_WHAT YOU NEED TO DO_. From the data that follows, copy every line with the string "text".

_EXERCISE DATA_.
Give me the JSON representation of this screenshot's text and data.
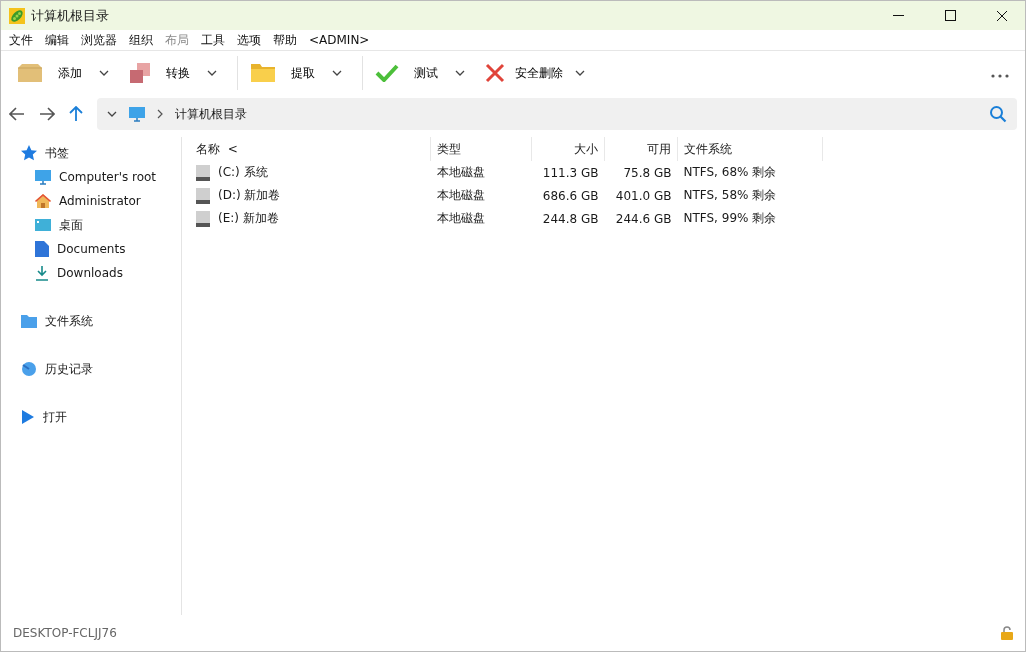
{
  "window": {
    "title": "计算机根目录"
  },
  "menu": [
    {
      "label": "文件",
      "disabled": false
    },
    {
      "label": "编辑",
      "disabled": false
    },
    {
      "label": "浏览器",
      "disabled": false
    },
    {
      "label": "组织",
      "disabled": false
    },
    {
      "label": "布局",
      "disabled": true
    },
    {
      "label": "工具",
      "disabled": false
    },
    {
      "label": "选项",
      "disabled": false
    },
    {
      "label": "帮助",
      "disabled": false
    },
    {
      "label": "<ADMIN>",
      "disabled": false
    }
  ],
  "toolbar": [
    {
      "kind": "add",
      "label": "添加"
    },
    {
      "kind": "convert",
      "label": "转换"
    },
    {
      "kind": "extract",
      "label": "提取"
    },
    {
      "kind": "test",
      "label": "测试"
    },
    {
      "kind": "delete",
      "label": "安全删除"
    }
  ],
  "address": {
    "path": "计算机根目录"
  },
  "sidebar": [
    {
      "kind": "star",
      "label": "书签",
      "children": [
        {
          "kind": "monitor",
          "label": "Computer's root"
        },
        {
          "kind": "home",
          "label": "Administrator"
        },
        {
          "kind": "desktop",
          "label": "桌面"
        },
        {
          "kind": "document",
          "label": "Documents"
        },
        {
          "kind": "download",
          "label": "Downloads"
        }
      ]
    },
    {
      "kind": "folder",
      "label": "文件系统"
    },
    {
      "kind": "history",
      "label": "历史记录"
    },
    {
      "kind": "play",
      "label": "打开"
    }
  ],
  "table": {
    "columns": [
      {
        "label": "名称",
        "sort": "<"
      },
      {
        "label": "类型"
      },
      {
        "label": "大小"
      },
      {
        "label": "可用"
      },
      {
        "label": "文件系统"
      }
    ],
    "rows": [
      [
        "(C:) 系统",
        "本地磁盘",
        "111.3 GB",
        "75.8 GB",
        "NTFS, 68% 剩余"
      ],
      [
        "(D:) 新加卷",
        "本地磁盘",
        "686.6 GB",
        "401.0 GB",
        "NTFS, 58% 剩余"
      ],
      [
        "(E:) 新加卷",
        "本地磁盘",
        "244.8 GB",
        "244.6 GB",
        "NTFS, 99% 剩余"
      ]
    ]
  },
  "status_bar": {
    "text": "DESKTOP-FCLJJ76"
  }
}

_RESPONSE TO THIS TASK_.
Give me the JSON representation of this screenshot's text and data.
    "text": "DESKTOP-FCLJJ76"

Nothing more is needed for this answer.